Return every line below exactly, without dropping any.
··· Input for this task ···
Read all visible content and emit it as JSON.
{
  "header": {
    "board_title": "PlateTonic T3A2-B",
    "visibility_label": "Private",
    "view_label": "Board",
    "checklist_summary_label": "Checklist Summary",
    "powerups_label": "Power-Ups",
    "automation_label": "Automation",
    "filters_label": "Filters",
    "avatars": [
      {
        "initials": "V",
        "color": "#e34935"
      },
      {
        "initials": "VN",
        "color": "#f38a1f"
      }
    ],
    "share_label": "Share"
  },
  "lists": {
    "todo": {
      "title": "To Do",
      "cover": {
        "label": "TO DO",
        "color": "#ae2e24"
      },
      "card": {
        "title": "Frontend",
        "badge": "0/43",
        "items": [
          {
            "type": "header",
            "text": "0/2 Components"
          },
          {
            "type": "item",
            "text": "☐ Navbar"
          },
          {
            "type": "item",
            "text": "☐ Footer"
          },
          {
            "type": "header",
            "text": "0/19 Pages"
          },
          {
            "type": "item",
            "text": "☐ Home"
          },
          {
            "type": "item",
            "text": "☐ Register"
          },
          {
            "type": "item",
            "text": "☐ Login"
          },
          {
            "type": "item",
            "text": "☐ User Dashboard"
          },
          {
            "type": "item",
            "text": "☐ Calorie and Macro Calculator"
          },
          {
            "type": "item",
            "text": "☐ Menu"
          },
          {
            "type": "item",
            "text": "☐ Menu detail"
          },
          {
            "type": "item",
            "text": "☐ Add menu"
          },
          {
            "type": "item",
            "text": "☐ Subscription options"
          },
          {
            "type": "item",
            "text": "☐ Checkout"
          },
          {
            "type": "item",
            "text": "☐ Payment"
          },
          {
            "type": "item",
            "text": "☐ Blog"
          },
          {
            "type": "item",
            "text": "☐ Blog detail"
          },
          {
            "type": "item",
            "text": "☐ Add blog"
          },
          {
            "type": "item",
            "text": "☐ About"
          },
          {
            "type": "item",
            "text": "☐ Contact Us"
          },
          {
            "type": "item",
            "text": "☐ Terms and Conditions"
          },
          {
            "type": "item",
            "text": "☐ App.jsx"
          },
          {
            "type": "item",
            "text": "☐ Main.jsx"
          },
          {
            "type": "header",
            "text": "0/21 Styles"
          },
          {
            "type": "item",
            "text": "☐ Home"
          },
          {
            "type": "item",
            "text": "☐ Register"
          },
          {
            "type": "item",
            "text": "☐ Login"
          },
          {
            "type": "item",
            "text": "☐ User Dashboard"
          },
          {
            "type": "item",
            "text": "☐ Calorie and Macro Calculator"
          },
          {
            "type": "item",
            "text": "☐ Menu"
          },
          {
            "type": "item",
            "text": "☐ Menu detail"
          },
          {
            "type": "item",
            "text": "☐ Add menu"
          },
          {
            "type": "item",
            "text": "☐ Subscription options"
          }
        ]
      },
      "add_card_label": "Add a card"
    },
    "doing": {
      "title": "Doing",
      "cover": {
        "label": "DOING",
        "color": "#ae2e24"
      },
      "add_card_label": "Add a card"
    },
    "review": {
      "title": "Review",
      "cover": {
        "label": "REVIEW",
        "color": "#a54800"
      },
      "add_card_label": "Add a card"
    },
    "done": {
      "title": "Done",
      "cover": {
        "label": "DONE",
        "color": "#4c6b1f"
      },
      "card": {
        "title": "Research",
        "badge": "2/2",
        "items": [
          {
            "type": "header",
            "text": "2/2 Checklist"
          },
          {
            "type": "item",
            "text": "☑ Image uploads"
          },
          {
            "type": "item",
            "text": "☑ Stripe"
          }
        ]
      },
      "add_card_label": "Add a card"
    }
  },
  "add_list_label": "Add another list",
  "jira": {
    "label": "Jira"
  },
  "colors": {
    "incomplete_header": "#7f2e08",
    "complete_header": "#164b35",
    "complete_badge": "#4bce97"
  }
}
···
§ **Expected answer**:
Read all visible content and emit it as JSON.
{
  "header": {
    "board_title": "PlateTonic T3A2-B",
    "visibility_label": "Private",
    "view_label": "Board",
    "checklist_summary_label": "Checklist Summary",
    "powerups_label": "Power-Ups",
    "automation_label": "Automation",
    "filters_label": "Filters",
    "avatars": [
      {
        "initials": "V",
        "color": "#e34935"
      },
      {
        "initials": "VN",
        "color": "#f38a1f"
      }
    ],
    "share_label": "Share"
  },
  "lists": {
    "todo": {
      "title": "To Do",
      "cover": {
        "label": "TO DO",
        "color": "#ae2e24"
      },
      "card": {
        "title": "Frontend",
        "badge": "0/43",
        "items": [
          {
            "type": "header",
            "text": "0/2 Components"
          },
          {
            "type": "item",
            "text": "☐ Navbar"
          },
          {
            "type": "item",
            "text": "☐ Footer"
          },
          {
            "type": "header",
            "text": "0/19 Pages"
          },
          {
            "type": "item",
            "text": "☐ Home"
          },
          {
            "type": "item",
            "text": "☐ Register"
          },
          {
            "type": "item",
            "text": "☐ Login"
          },
          {
            "type": "item",
            "text": "☐ User Dashboard"
          },
          {
            "type": "item",
            "text": "☐ Calorie and Macro Calculator"
          },
          {
            "type": "item",
            "text": "☐ Menu"
          },
          {
            "type": "item",
            "text": "☐ Menu detail"
          },
          {
            "type": "item",
            "text": "☐ Add menu"
          },
          {
            "type": "item",
            "text": "☐ Subscription options"
          },
          {
            "type": "item",
            "text": "☐ Checkout"
          },
          {
            "type": "item",
            "text": "☐ Payment"
          },
          {
            "type": "item",
            "text": "☐ Blog"
          },
          {
            "type": "item",
            "text": "☐ Blog detail"
          },
          {
            "type": "item",
            "text": "☐ Add blog"
          },
          {
            "type": "item",
            "text": "☐ About"
          },
          {
            "type": "item",
            "text": "☐ Contact Us"
          },
          {
            "type": "item",
            "text": "☐ Terms and Conditions"
          },
          {
            "type": "item",
            "text": "☐ App.jsx"
          },
          {
            "type": "item",
            "text": "☐ Main.jsx"
          },
          {
            "type": "header",
            "text": "0/21 Styles"
          },
          {
            "type": "item",
            "text": "☐ Home"
          },
          {
            "type": "item",
            "text": "☐ Register"
          },
          {
            "type": "item",
            "text": "☐ Login"
          },
          {
            "type": "item",
            "text": "☐ User Dashboard"
          },
          {
            "type": "item",
            "text": "☐ Calorie and Macro Calculator"
          },
          {
            "type": "item",
            "text": "☐ Menu"
          },
          {
            "type": "item",
            "text": "☐ Menu detail"
          },
          {
            "type": "item",
            "text": "☐ Add menu"
          },
          {
            "type": "item",
            "text": "☐ Subscription options"
          }
        ]
      },
      "add_card_label": "Add a card"
    },
    "doing": {
      "title": "Doing",
      "cover": {
        "label": "DOING",
        "color": "#ae2e24"
      },
      "add_card_label": "Add a card"
    },
    "review": {
      "title": "Review",
      "cover": {
        "label": "REVIEW",
        "color": "#a54800"
      },
      "add_card_label": "Add a card"
    },
    "done": {
      "title": "Done",
      "cover": {
        "label": "DONE",
        "color": "#4c6b1f"
      },
      "card": {
        "title": "Research",
        "badge": "2/2",
        "items": [
          {
            "type": "header",
            "text": "2/2 Checklist"
          },
          {
            "type": "item",
            "text": "☑ Image uploads"
          },
          {
            "type": "item",
            "text": "☑ Stripe"
          }
        ]
      },
      "add_card_label": "Add a card"
    }
  },
  "add_list_label": "Add another list",
  "jira": {
    "label": "Jira"
  },
  "colors": {
    "incomplete_header": "#7f2e08",
    "complete_header": "#164b35",
    "complete_badge": "#4bce97"
  }
}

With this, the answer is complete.